  • Order of sequence set: While Pet Sitting does not control the specific routines associated with the care of a pet, Pet Sitting controls the sitters’ routines with respect to the number of clients serviced on a particular day and schedules the sitters to accommodate the needs of more than one client. In addition, Pet Sitters also retains the right to determine order or sequence of services by controlling removals from an assignment and the right to terminate a sitter.

Significantly, the Court did not consider the location of the performance of services as relevant to the analysis of the employment relationship because the nature of the services, in-home care of pets, cannot be performed at Pet Sittings’ offices. (This critical element – that the services are provided at the clients’ homes and not at the putative employers – is glossed over by the Court.) The Court also did not find that the absence of fixed hours supported a finding of an independent contractor relationship. Instead, the Court concluded that Pet Sitting continues to exert control over the sitters’ assignments, so it weighed the absence of fixed hours neutrally.

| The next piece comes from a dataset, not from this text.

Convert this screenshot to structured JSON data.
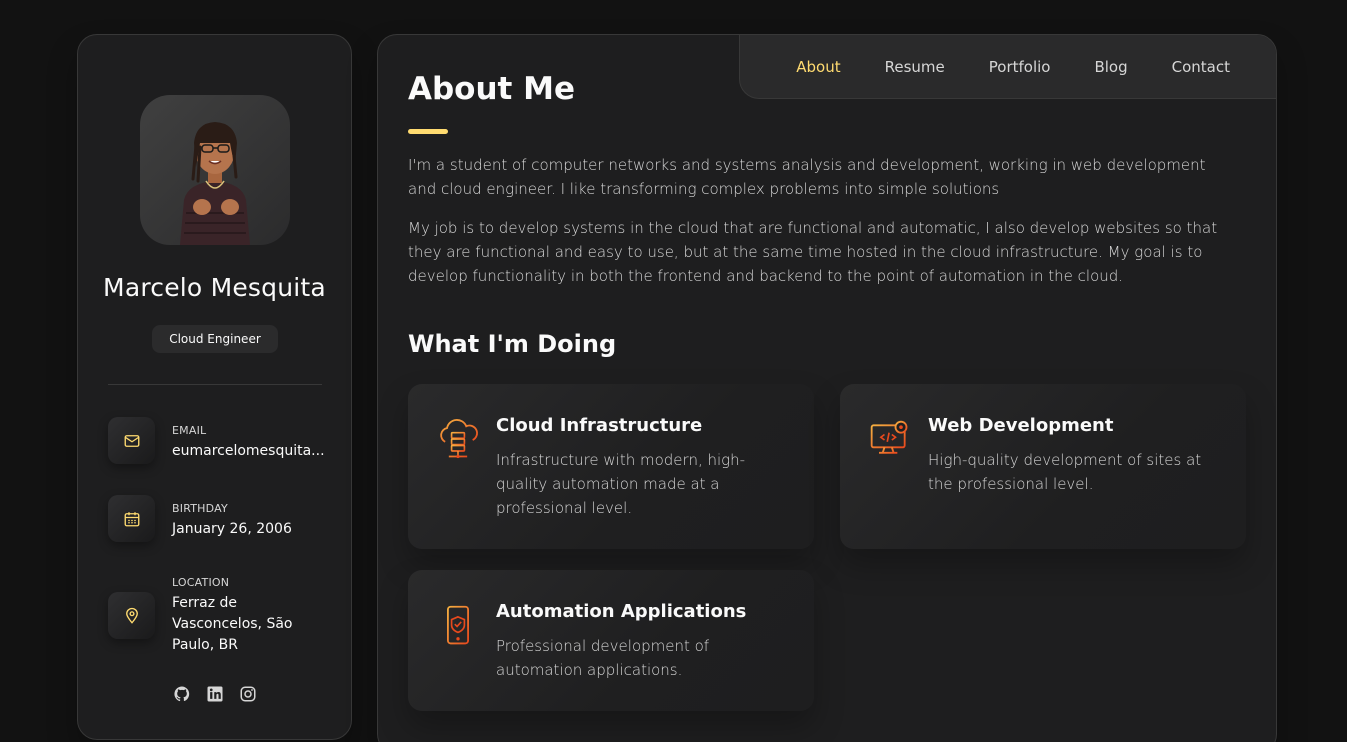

Curiously, few would expect that asking a friend or relative to “watch” a pet (presumably at times dictated by the pet owner) would establish an employment relationship between the pet owner and friend or relative. Unlike here, the Court found the pet sitters to be employees. 

What this means to you

The Missouri Court of Appeals decision will make it more difficult (perhaps much more difficult) for employers to classify employees as independent contractors. Employers should review their employment relationships with workers currently designated as independent contractors and assess the amount of control exercised or reserved by the putative employer over the means and methods by which workers perform the job tasks.

It is important to note the contrast between the Missouri decision and the new independent contractor rule proposed by the federal Department of Labor (DOL). To be clear, the DOL’s proposed independent contractor rule does not impact state laws regarding assessment of a worker’s status as an independent contractor. But, to give some perspective, the federal DOL’s proposed rule, as currently written, likely would discount the significance of compliance with certain contractual terms ordinarily used in relationships between businesses and give less weight to Pet Sitting’s control over certain aspects of job performance. In addition, under the federal rule, there likely would have been more discussion regarding the opportunity for sitters to work for competitors of Pet Sitting, an issue not directly addressed in the decision. However, with the incoming Biden administration, we can expect the federal government to reverse its position on independent contractors, finding more relationships falling into the employer/employee realm.

Contact us

If you have questions regarding the effect of the Missouri Court of Appeals decision on your business, contact Bob Tomaso or your Husch Blackwell attorney.

Tracey Oakes O’Brien, Knowledge Manager, is a co-author of this content.


Robert J. Tomaso

Office Managing Partner